* _Work instruction_: Nothing in the entries should change; repeat them exactly.

* _Information provided_:
● ● ●

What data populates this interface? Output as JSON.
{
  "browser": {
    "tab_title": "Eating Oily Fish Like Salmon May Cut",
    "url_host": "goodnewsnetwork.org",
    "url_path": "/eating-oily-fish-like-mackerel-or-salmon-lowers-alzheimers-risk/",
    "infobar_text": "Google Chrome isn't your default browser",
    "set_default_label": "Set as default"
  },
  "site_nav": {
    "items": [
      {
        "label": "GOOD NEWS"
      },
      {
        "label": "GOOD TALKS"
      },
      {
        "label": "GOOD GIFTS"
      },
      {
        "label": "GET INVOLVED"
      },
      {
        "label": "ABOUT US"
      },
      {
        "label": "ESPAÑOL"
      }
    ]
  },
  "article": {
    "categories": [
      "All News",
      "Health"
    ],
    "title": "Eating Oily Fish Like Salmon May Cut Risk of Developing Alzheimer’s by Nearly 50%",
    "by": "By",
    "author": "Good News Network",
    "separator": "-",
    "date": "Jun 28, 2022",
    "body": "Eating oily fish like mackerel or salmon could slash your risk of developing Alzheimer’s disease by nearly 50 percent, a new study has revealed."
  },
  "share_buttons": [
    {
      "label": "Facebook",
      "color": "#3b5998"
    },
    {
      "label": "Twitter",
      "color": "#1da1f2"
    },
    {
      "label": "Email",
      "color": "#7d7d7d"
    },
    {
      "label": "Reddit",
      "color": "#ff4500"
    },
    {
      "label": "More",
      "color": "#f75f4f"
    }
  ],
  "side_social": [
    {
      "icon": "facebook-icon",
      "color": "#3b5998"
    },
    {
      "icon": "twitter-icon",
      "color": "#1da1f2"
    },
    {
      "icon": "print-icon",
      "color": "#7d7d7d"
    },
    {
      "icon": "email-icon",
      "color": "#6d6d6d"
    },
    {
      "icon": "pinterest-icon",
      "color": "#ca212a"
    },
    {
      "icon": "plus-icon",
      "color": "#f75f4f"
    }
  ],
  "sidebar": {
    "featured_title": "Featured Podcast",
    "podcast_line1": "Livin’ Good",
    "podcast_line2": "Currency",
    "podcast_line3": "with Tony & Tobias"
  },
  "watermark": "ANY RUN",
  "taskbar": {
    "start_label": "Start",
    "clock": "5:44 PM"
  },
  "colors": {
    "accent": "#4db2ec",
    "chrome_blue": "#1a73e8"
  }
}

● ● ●

* _Result_:
What data populates this interface? Output as JSON.
{
  "browser": {
    "tab_title": "Eating Oily Fish Like Salmon May Cut",
    "url_host": "goodnewsnetwork.org",
    "url_path": "/eating-oily-fish-like-mackerel-or-salmon-lowers-alzheimers-risk/",
    "infobar_text": "Google Chrome isn't your default browser",
    "set_default_label": "Set as default"
  },
  "site_nav": {
    "items": [
      {
        "label": "GOOD NEWS"
      },
      {
        "label": "GOOD TALKS"
      },
      {
        "label": "GOOD GIFTS"
      },
      {
        "label": "GET INVOLVED"
      },
      {
        "label": "ABOUT US"
      },
      {
        "label": "ESPAÑOL"
      }
    ]
  },
  "article": {
    "categories": [
      "All News",
      "Health"
    ],
    "title": "Eating Oily Fish Like Salmon May Cut Risk of Developing Alzheimer’s by Nearly 50%",
    "by": "By",
    "author": "Good News Network",
    "separator": "-",
    "date": "Jun 28, 2022",
    "body": "Eating oily fish like mackerel or salmon could slash your risk of developing Alzheimer’s disease by nearly 50 percent, a new study has revealed."
  },
  "share_buttons": [
    {
      "label": "Facebook",
      "color": "#3b5998"
    },
    {
      "label": "Twitter",
      "color": "#1da1f2"
    },
    {
      "label": "Email",
      "color": "#7d7d7d"
    },
    {
      "label": "Reddit",
      "color": "#ff4500"
    },
    {
      "label": "More",
      "color": "#f75f4f"
    }
  ],
  "side_social": [
    {
      "icon": "facebook-icon",
      "color": "#3b5998"
    },
    {
      "icon": "twitter-icon",
      "color": "#1da1f2"
    },
    {
      "icon": "print-icon",
      "color": "#7d7d7d"
    },
    {
      "icon": "email-icon",
      "color": "#6d6d6d"
    },
    {
      "icon": "pinterest-icon",
      "color": "#ca212a"
    },
    {
      "icon": "plus-icon",
      "color": "#f75f4f"
    }
  ],
  "sidebar": {
    "featured_title": "Featured Podcast",
    "podcast_line1": "Livin’ Good",
    "podcast_line2": "Currency",
    "podcast_line3": "with Tony & Tobias"
  },
  "watermark": "ANY RUN",
  "taskbar": {
    "start_label": "Start",
    "clock": "5:44 PM"
  },
  "colors": {
    "accent": "#4db2ec",
    "chrome_blue": "#1a73e8"
  }
}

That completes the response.